Comp Control is a ticket-based mode that revolves around capturing a randomly-spawning point until it triggers a 20 ticket decrease for the team that lost the point. Although the scene has gone through some slow periods, it's getting bigger all the time and multiple leagues now host it as a game.

Key features:

- First-person shooter
- High TTK (emphasis on headshots)
- Available on both standalone and PCVR


Pavlov is another VR game that was designed to mimic the game mechanics of fast-paced, high TTK shooters like Call of Duty. The esports scene is fairly small, but it's robust and has been around for years.

Key features:

- First-person shooter
- High TTK (emphasis on headshots)
- Available on both standalone and PCVR

Echo Arena

Echo Arena is played in a zero-G environment, where you must propel yourself around to manipulate a disk that you need to put through a goal on the opposite side of the arena. It's also unique in that it was the first free-to-play VR esport, which allowed it to become the largest VR esport out there.

While this isn't my preferred style of game, it serves an important role in the VR esports ecosystem: it's a physical, non-violent, non-shooting-oriented game that is appropriate for all ages. Many people don't enjoy or condone the violence of shooting games, and Echo Arena gives those people a game to play.

Key features:

- Zero-g space frisbee
- Free-to-play
- Largest esports scene in VR (so far)
- Available on both standalone and PCVR


Nock is an archery soccer game, which is a unique experience to VR. You use your arms for locomotion, and shoot a large ball in order to push it around a playing field with goals on either side. It's an exciting (and exhausting) experience.

This game represents the next wave of what I consider genuine esports: games that require real physical effort to play well. The esports scene just started as of this writing, but it holds quite a bit of potential as a future VR esport centerpiece.

Key features:

- Archery soccer
- Built with mechanics similar to Rocket League
- Developing esports scene
- Available exclusively on Quest 2

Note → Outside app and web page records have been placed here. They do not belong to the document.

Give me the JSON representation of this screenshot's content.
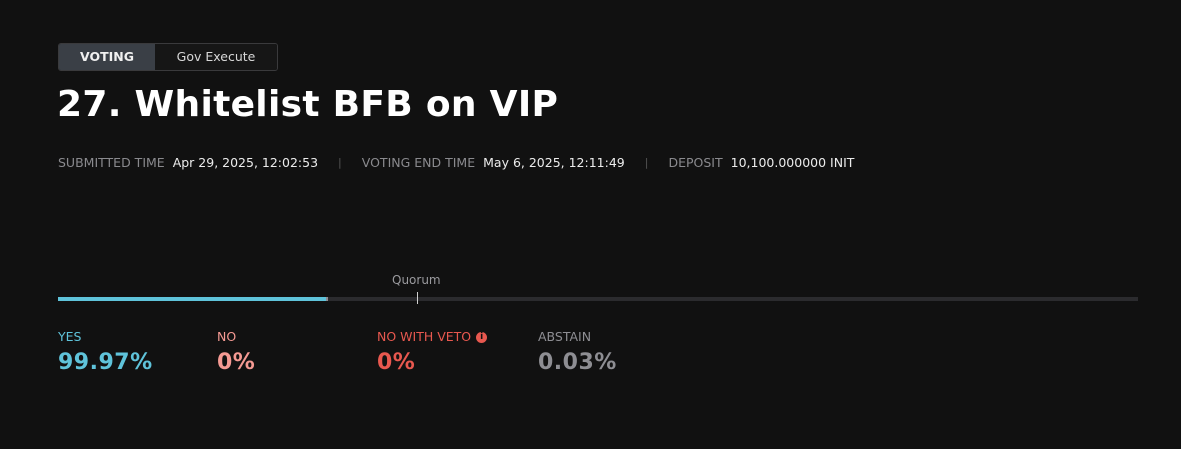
{
  "tabs": [
    {
      "label": "VOTING",
      "active": true
    },
    {
      "label": "Gov Execute",
      "active": false
    }
  ],
  "proposal": {
    "title": "27. Whitelist BFB on VIP"
  },
  "meta": {
    "submitted_label": "SUBMITTED TIME",
    "submitted_value": "Apr 29, 2025, 12:02:53",
    "voting_end_label": "VOTING END TIME",
    "voting_end_value": "May 6, 2025, 12:11:49",
    "deposit_label": "DEPOSIT",
    "deposit_value": "10,100.000000 INIT",
    "separator": "|"
  },
  "tally": {
    "quorum_label": "Quorum",
    "yes_fraction": 0.248,
    "abstain_fraction": 0.0015,
    "yes": {
      "label": "YES",
      "value": "99.97%",
      "color": "#5fc3da"
    },
    "no": {
      "label": "NO",
      "value": "0%",
      "color": "#f59a93"
    },
    "no_with_veto": {
      "label": "NO WITH VETO",
      "value": "0%",
      "color": "#e8584f",
      "icon": "info-icon"
    },
    "abstain": {
      "label": "ABSTAIN",
      "value": "0.03%",
      "color": "#8e8e93"
    }
  },
  "colors": {
    "background": "#111111",
    "bar_track": "#2b2b2e",
    "accent": "#5fc3da"
  }
}
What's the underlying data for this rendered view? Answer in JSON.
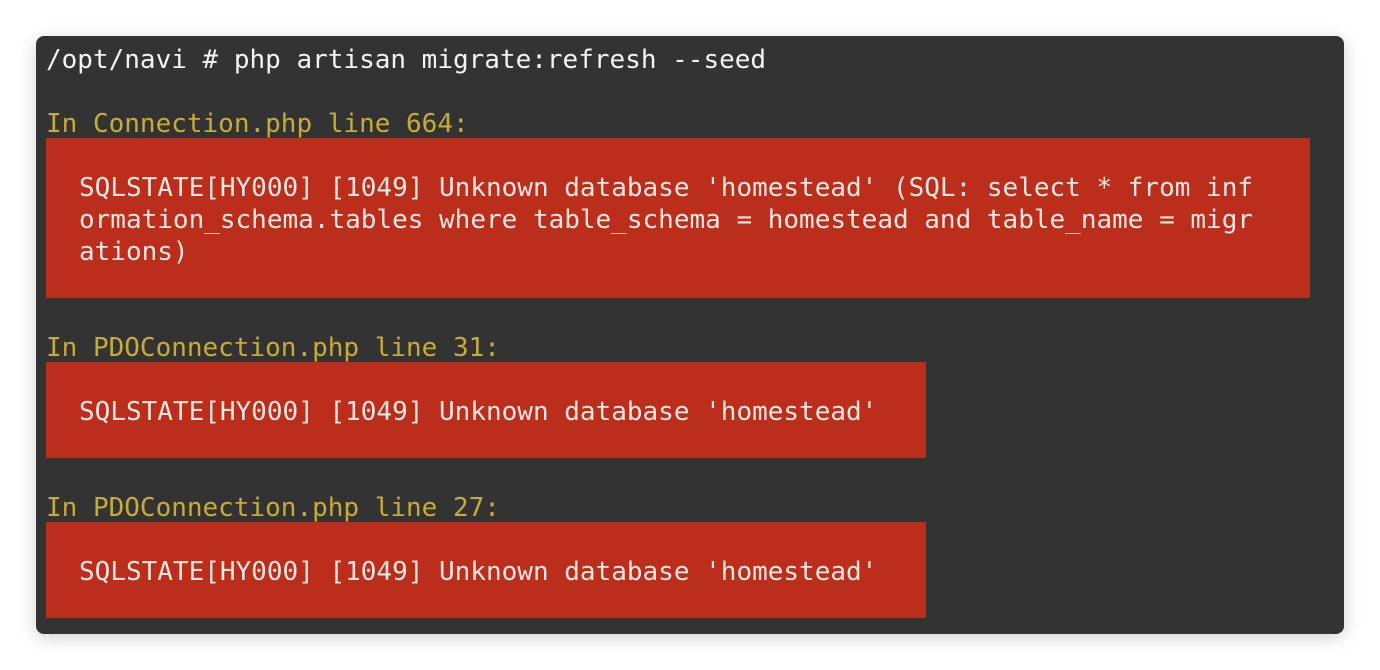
{
  "terminal": {
    "command": "/opt/navi # php artisan migrate:refresh --seed",
    "errors": [
      {
        "heading": "In Connection.php line 664:",
        "lines": [
          "SQLSTATE[HY000] [1049] Unknown database 'homestead' (SQL: select * from inf",
          "ormation_schema.tables where table_schema = homestead and table_name = migr",
          "ations)"
        ]
      },
      {
        "heading": "In PDOConnection.php line 31:",
        "lines": [
          "SQLSTATE[HY000] [1049] Unknown database 'homestead'"
        ]
      },
      {
        "heading": "In PDOConnection.php line 27:",
        "lines": [
          "SQLSTATE[HY000] [1049] Unknown database 'homestead'"
        ]
      }
    ],
    "colors": {
      "background": "#333333",
      "heading": "#c8ab36",
      "error_background": "#bb2e1b",
      "text": "#f3f3f3"
    }
  }
}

Blaston is a 1v1 dueling game where players stand on platforms and shoot at each other with a variety of different weapons. You have to use your body to dodge and aim your shots well, and whoever does the most damage wins.

This is another VR game that doesn't have a pancake equivalent - it's an only-on-VR experience. The esports scene is growing all the time, so if you prefer 1v1-style games, Blaston is a good choice.

Key features:

- Archery soccer
- Built with mechanics similar to Rocket League
- Developing esports scene
- Available on both standalone and PCVR

Population: One

If you're a fan of battle royale games like Call of Duty: Warzone and Fortnite, Population: One is right up your alley. It brings all the best features of those pancake games and combines them with unique VR features like extending your arms to fly across the map.

Key features:

- Battle royale
- Built with mechanics similar to Warzone and Fortnite
- Available on both standalone and PCVR

VR Esports Leagues

Once you have a VR esports game (or multiple games) that you're interested in, you need to pick a league to compete within. My personal recommendation, if you play VAIL or Onward at least, is to pick the IVRL.

The IVRL brings the biggest prize pools, the most exciting events, and a level of infrastructure that you won't find anywhere else in the VR esports world.

Here's a trailer for the IVRL VAIL Launch Season Tournament, which will give you a taste of what to expect:

All that being said, the IVRL doesn't host every game and you may want to test your options elsewhere. Our focus is quality over quantity, and that means we don't cater to every taste. For example, if you want to play Contractors or Pavlov, you're better off going to another league like the VREL or the VRML.

What matters more than anything is that you come join the scene now, regardless of the league you choose - and you don't have to choose just one! There are lots of players who play in multiple leagues, as it allows them to experiment and figure out which games they're best at.

If you'd like to see all the best options, I've built a directory of VR esports leagues that you can browse and then make a decision for yourself.